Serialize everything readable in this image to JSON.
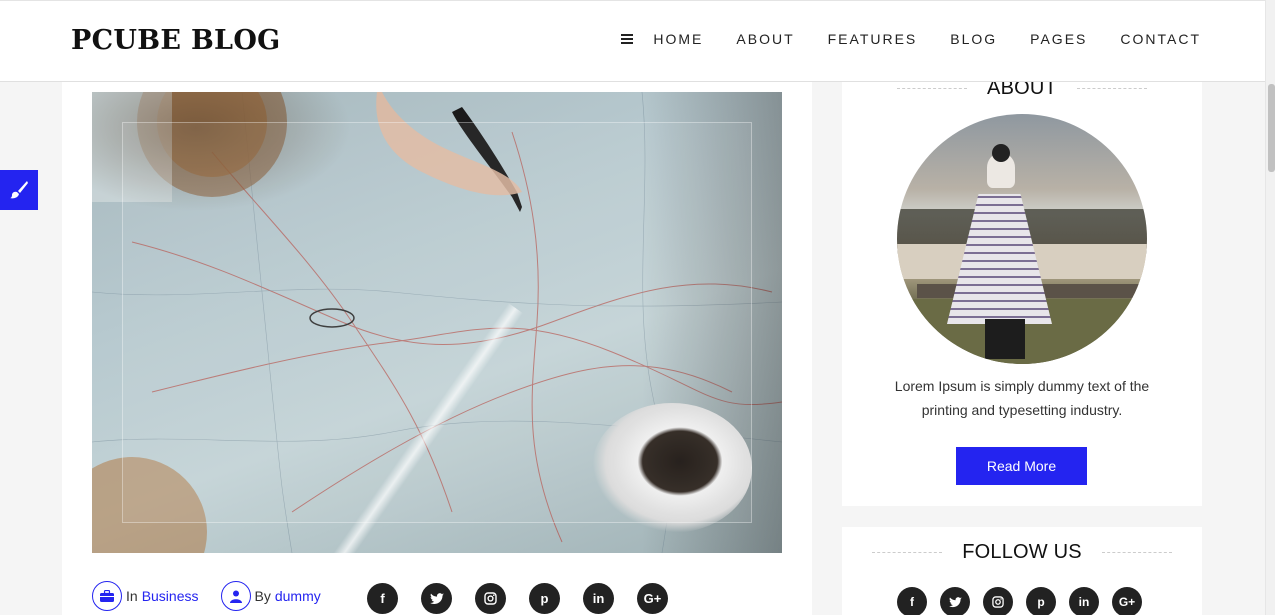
{
  "header": {
    "logo": "PCUBE BLOG",
    "nav": [
      "HOME",
      "ABOUT",
      "FEATURES",
      "BLOG",
      "PAGES",
      "CONTACT"
    ]
  },
  "post": {
    "category_prefix": "In",
    "category": "Business",
    "author_prefix": "By",
    "author": "dummy",
    "social": [
      "f",
      "t",
      "ig",
      "p",
      "in",
      "G+"
    ]
  },
  "about": {
    "title": "ABOUT",
    "text": "Lorem Ipsum is simply dummy text of the printing and typesetting industry.",
    "button": "Read More"
  },
  "follow": {
    "title": "FOLLOW US",
    "social": [
      "f",
      "t",
      "ig",
      "p",
      "in",
      "G+"
    ]
  },
  "colors": {
    "accent": "#2424f0",
    "social_bg": "#222222"
  }
}
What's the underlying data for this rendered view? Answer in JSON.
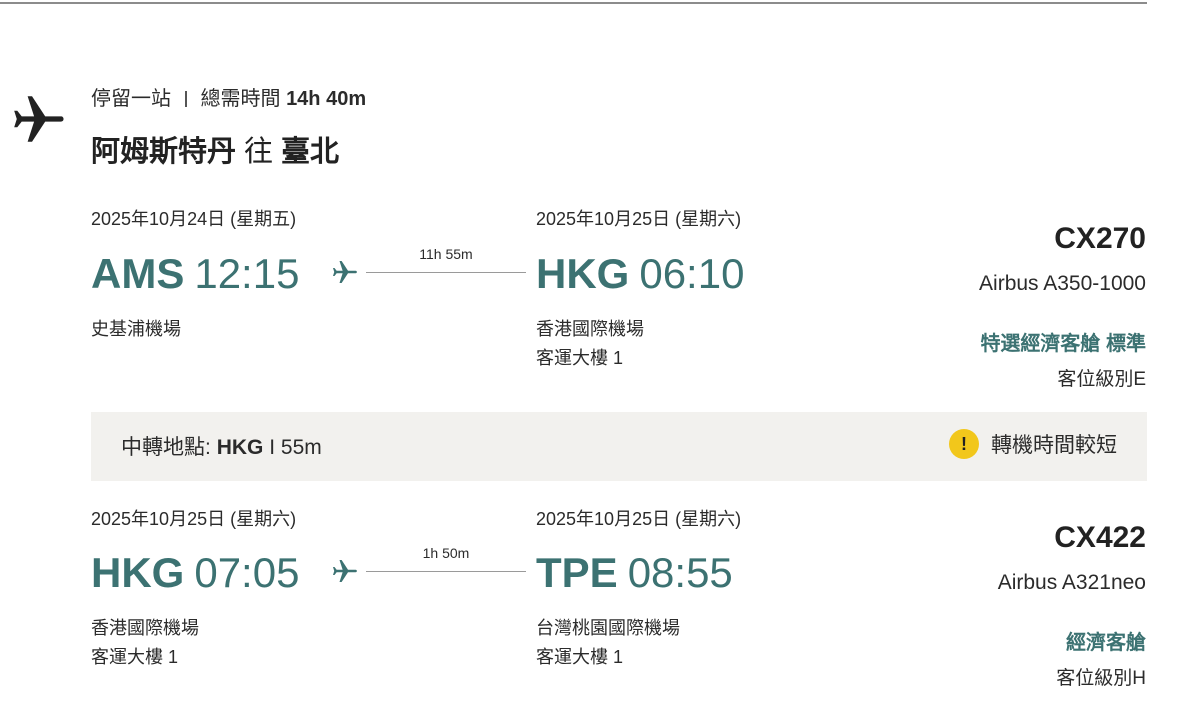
{
  "summary": {
    "stops": "停留一站",
    "total_label": "總需時間",
    "total_time": "14h 40m"
  },
  "route": {
    "from": "阿姆斯特丹",
    "connector": "往",
    "to": "臺北"
  },
  "segments": [
    {
      "dep_date": "2025年10月24日 (星期五)",
      "dep_code": "AMS",
      "dep_time": "12:15",
      "dep_airport": "史基浦機場",
      "dep_terminal": "",
      "duration": "11h 55m",
      "arr_date": "2025年10月25日 (星期六)",
      "arr_code": "HKG",
      "arr_time": "06:10",
      "arr_airport": "香港國際機場",
      "arr_terminal": "客運大樓 1",
      "flight_no": "CX270",
      "aircraft": "Airbus A350-1000",
      "cabin": "特選經濟客艙 標準",
      "fare_class": "客位級別E"
    },
    {
      "dep_date": "2025年10月25日 (星期六)",
      "dep_code": "HKG",
      "dep_time": "07:05",
      "dep_airport": "香港國際機場",
      "dep_terminal": "客運大樓 1",
      "duration": "1h 50m",
      "arr_date": "2025年10月25日 (星期六)",
      "arr_code": "TPE",
      "arr_time": "08:55",
      "arr_airport": "台灣桃園國際機場",
      "arr_terminal": "客運大樓 1",
      "flight_no": "CX422",
      "aircraft": "Airbus A321neo",
      "cabin": "經濟客艙",
      "fare_class": "客位級別H"
    }
  ],
  "transit": {
    "label": "中轉地點:",
    "airport": "HKG",
    "separator": "I",
    "duration": "55m",
    "warning": "轉機時間較短",
    "warning_icon": "!"
  },
  "colors": {
    "accent": "#3c7272",
    "warning": "#f2c71b",
    "transit_bg": "#f2f1ee"
  }
}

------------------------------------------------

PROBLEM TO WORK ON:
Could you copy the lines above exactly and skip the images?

RESPONSE BOX:
Serialize everything readable in this image to JSON.
{
  "header": {
    "logo": "PCUBE BLOG",
    "nav": [
      "HOME",
      "ABOUT",
      "FEATURES",
      "BLOG",
      "PAGES",
      "CONTACT"
    ]
  },
  "post": {
    "category_prefix": "In",
    "category": "Business",
    "author_prefix": "By",
    "author": "dummy",
    "social": [
      "f",
      "t",
      "ig",
      "p",
      "in",
      "G+"
    ]
  },
  "about": {
    "title": "ABOUT",
    "text": "Lorem Ipsum is simply dummy text of the printing and typesetting industry.",
    "button": "Read More"
  },
  "follow": {
    "title": "FOLLOW US",
    "social": [
      "f",
      "t",
      "ig",
      "p",
      "in",
      "G+"
    ]
  },
  "colors": {
    "accent": "#2424f0",
    "social_bg": "#222222"
  }
}
What's the underlying data for this rendered view? Answer in JSON.
{
  "summary": {
    "stops": "停留一站",
    "total_label": "總需時間",
    "total_time": "14h 40m"
  },
  "route": {
    "from": "阿姆斯特丹",
    "connector": "往",
    "to": "臺北"
  },
  "segments": [
    {
      "dep_date": "2025年10月24日 (星期五)",
      "dep_code": "AMS",
      "dep_time": "12:15",
      "dep_airport": "史基浦機場",
      "dep_terminal": "",
      "duration": "11h 55m",
      "arr_date": "2025年10月25日 (星期六)",
      "arr_code": "HKG",
      "arr_time": "06:10",
      "arr_airport": "香港國際機場",
      "arr_terminal": "客運大樓 1",
      "flight_no": "CX270",
      "aircraft": "Airbus A350-1000",
      "cabin": "特選經濟客艙 標準",
      "fare_class": "客位級別E"
    },
    {
      "dep_date": "2025年10月25日 (星期六)",
      "dep_code": "HKG",
      "dep_time": "07:05",
      "dep_airport": "香港國際機場",
      "dep_terminal": "客運大樓 1",
      "duration": "1h 50m",
      "arr_date": "2025年10月25日 (星期六)",
      "arr_code": "TPE",
      "arr_time": "08:55",
      "arr_airport": "台灣桃園國際機場",
      "arr_terminal": "客運大樓 1",
      "flight_no": "CX422",
      "aircraft": "Airbus A321neo",
      "cabin": "經濟客艙",
      "fare_class": "客位級別H"
    }
  ],
  "transit": {
    "label": "中轉地點:",
    "airport": "HKG",
    "separator": "I",
    "duration": "55m",
    "warning": "轉機時間較短",
    "warning_icon": "!"
  },
  "colors": {
    "accent": "#3c7272",
    "warning": "#f2c71b",
    "transit_bg": "#f2f1ee"
  }
}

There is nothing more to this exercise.